Three Edward Stanley Award-Winning Poems
By Nance Van Winckel
You Might Remember Her From Earlier
Sawing into my September mind, one step
and I’m on the crowded path, shoving
toward the vortex. Information in the place
of grief. Trafficking in it. The shirt had
a name, but the man didn’t. Girl, that’s
one lousy anti-Lazarusian report.
The boss wants newer news. Scrubbed
news. In fewer picas. Enter the underground,
pass through the turnstile, everyone trying
to say they told me so. Part of a horde
on pause in a train, I sat under my book’s
black awning. How I loved those cold mornings
of the early pages—turning up
the marble hallways of the vast B.C.
Work For Food, his sign says, so we
put him in our truck & truck him
to the building, condemned, & give him
a sledgehammer & a ham-on-rye & ditto
the same unto ourselves whose butt tattoos
read Work Will Make Us Free & we three
fall upon the struts & joists, we beat back
& swing low, we dig out & haul ass
so rubble is again as it’s always been
the rule of the world, until he whom
we carried with us we may carry away
& refeed and high five & bid adieu so he
may turn his sign at last to the flipside
that tells us to Have a Blessed Day.
The Red Line
The Mommy says her Little Man eats, page
by page, whatever romance she’s reading.
Eats headlines and bugs from the yard.
The train rattles around us
and every time the doors blow apart, Little Man leans
to lick the breeze.
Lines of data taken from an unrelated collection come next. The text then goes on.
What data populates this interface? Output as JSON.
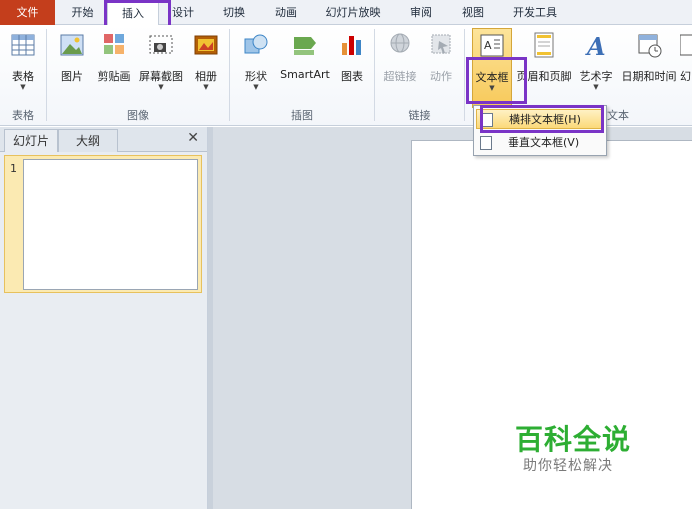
{
  "tabs": [
    {
      "label": "文件"
    },
    {
      "label": "开始"
    },
    {
      "label": "插入"
    },
    {
      "label": "设计"
    },
    {
      "label": "切换"
    },
    {
      "label": "动画"
    },
    {
      "label": "幻灯片放映"
    },
    {
      "label": "审阅"
    },
    {
      "label": "视图"
    },
    {
      "label": "开发工具"
    }
  ],
  "ribbon": {
    "buttons": [
      {
        "label": "表格",
        "icon": "table-icon",
        "has_dropdown": true
      },
      {
        "label": "图片",
        "icon": "picture-icon",
        "has_dropdown": false
      },
      {
        "label": "剪贴画",
        "icon": "clipart-icon",
        "has_dropdown": false
      },
      {
        "label": "屏幕截图",
        "icon": "screenshot-icon",
        "has_dropdown": true
      },
      {
        "label": "相册",
        "icon": "photo-album-icon",
        "has_dropdown": true
      },
      {
        "label": "形状",
        "icon": "shapes-icon",
        "has_dropdown": true
      },
      {
        "label": "SmartArt",
        "icon": "smartart-icon",
        "has_dropdown": false
      },
      {
        "label": "图表",
        "icon": "chart-icon",
        "has_dropdown": false
      },
      {
        "label": "超链接",
        "icon": "hyperlink-icon",
        "disabled": true
      },
      {
        "label": "动作",
        "icon": "action-icon",
        "disabled": true
      },
      {
        "label": "文本框",
        "icon": "textbox-icon",
        "has_dropdown": true,
        "pressed": true
      },
      {
        "label": "页眉和页脚",
        "icon": "header-footer-icon",
        "has_dropdown": false
      },
      {
        "label": "艺术字",
        "icon": "wordart-icon",
        "has_dropdown": true
      },
      {
        "label": "日期和时间",
        "icon": "date-time-icon",
        "has_dropdown": false
      },
      {
        "label": "幻",
        "icon": "slide-number-icon",
        "has_dropdown": false
      }
    ],
    "groups": [
      {
        "label": "表格"
      },
      {
        "label": "图像"
      },
      {
        "label": "插图"
      },
      {
        "label": "链接"
      },
      {
        "label": "文本"
      }
    ]
  },
  "dropdown": {
    "items": [
      {
        "label": "横排文本框(H)",
        "icon": "horizontal-textbox-icon",
        "highlighted": true
      },
      {
        "label": "垂直文本框(V)",
        "icon": "vertical-textbox-icon",
        "highlighted": false
      }
    ]
  },
  "pane": {
    "tabs": [
      {
        "label": "幻灯片"
      },
      {
        "label": "大纲"
      }
    ],
    "close_glyph": "✕",
    "slides": [
      {
        "number": "1"
      }
    ]
  },
  "watermark": {
    "title": "百科全说",
    "subtitle": "助你轻松解决"
  },
  "colors": {
    "file_tab": "#c43e1c",
    "highlight_box": "#7a34c6",
    "pressed_button": "#f7c95a",
    "watermark_green": "#2dae33"
  }
}
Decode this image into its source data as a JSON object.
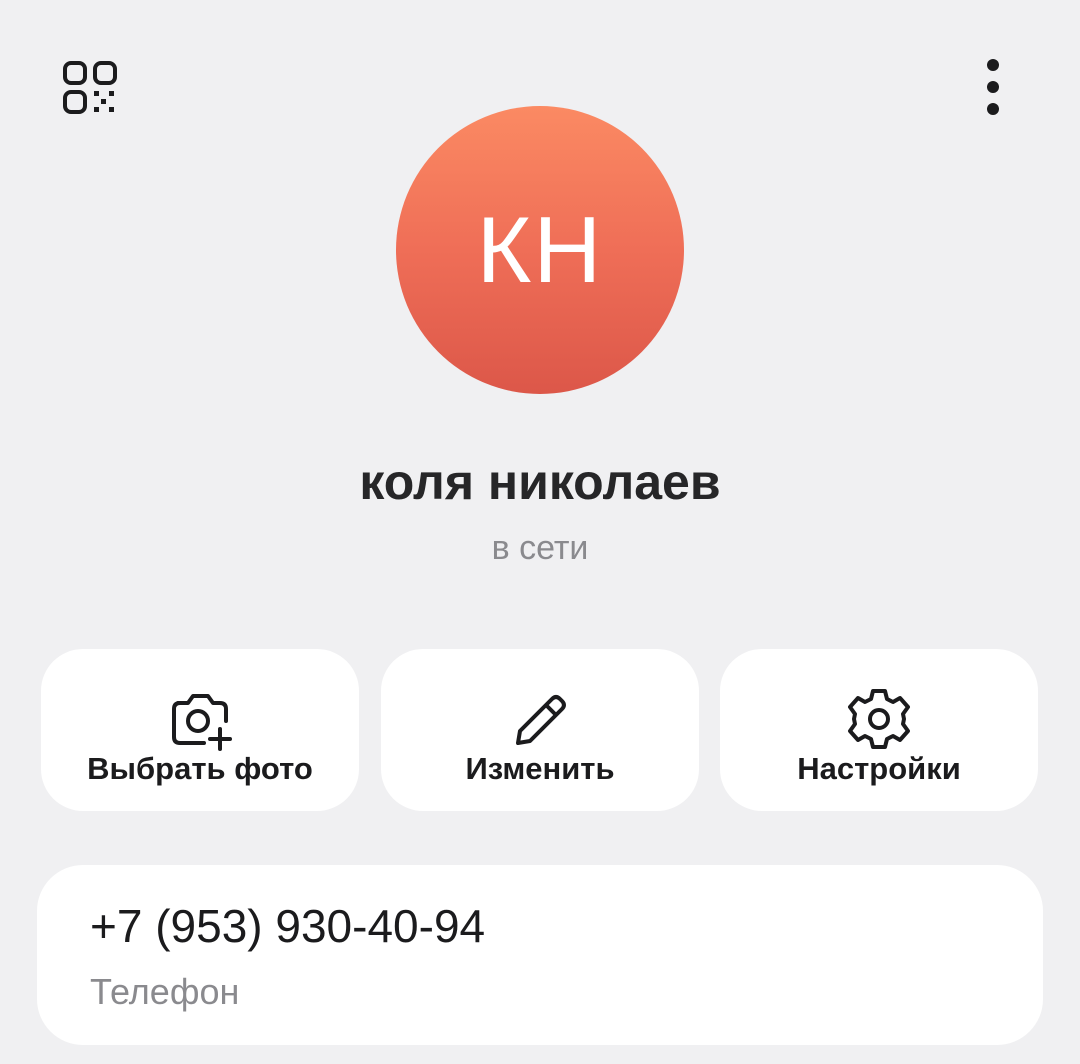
{
  "header": {
    "left_icon": "qr-code-icon",
    "right_icon": "more-vertical-icon"
  },
  "profile": {
    "initials": "КН",
    "avatar_gradient": [
      "#fb8a63",
      "#dc5749"
    ],
    "name": "коля николаев",
    "status": "в сети"
  },
  "actions": [
    {
      "label": "Выбрать фото",
      "icon": "add-photo-camera-icon"
    },
    {
      "label": "Изменить",
      "icon": "pencil-icon"
    },
    {
      "label": "Настройки",
      "icon": "gear-icon"
    }
  ],
  "info": {
    "phone": "+7 (953) 930-40-94",
    "phone_label": "Телефон"
  },
  "colors": {
    "background": "#f0f0f2",
    "card": "#ffffff",
    "secondary_text": "#8a8a8e"
  }
}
He leaves no unturned stone
uneaten. Everything’s fire-roasted, taste-
tested. What amplification
he gives space when his mouth opens. He may be
one part per trillion of the world,
but he plans to ingest the other
999.9 billion. He has
the stomach for it, for all us scarfed and hatted,
stuck in a paragraph of dashed hopes.
As the stops yank us in or push
us out, he sees me and nibbles
at my grudge. Little cloud in Little Man’s eye
is all that finally puts him to sleep,
and sleep on him is just too terrible
a beauty to behold. For even
asleep, Little Man punches the Mommy’s breast,
sure it’ll never empty, sure
he’ll always stay a bee
upon the white flower.
—Nance Van Winckel
(Post Design by Mahtem Shiferraw)
These three are great! So glad to have the opportunity to read them here. Thank you.
These are wonderful, Nance. I’ve had pictures in my head all day, collages of them, pho-toems.
“I sat under my book’s black awning” — lovely image.
Wonderful, Nance. I suspect “The Red Line” has made a permanent home in my psyche.
Thank you to everyone here who took the time to read these and leave me such kind notes. I’m pressing forward on a new book of poems of which these will be a part.
These are terrific, Nance! And each one its own world. “The Red Line” is especially lovely and startling.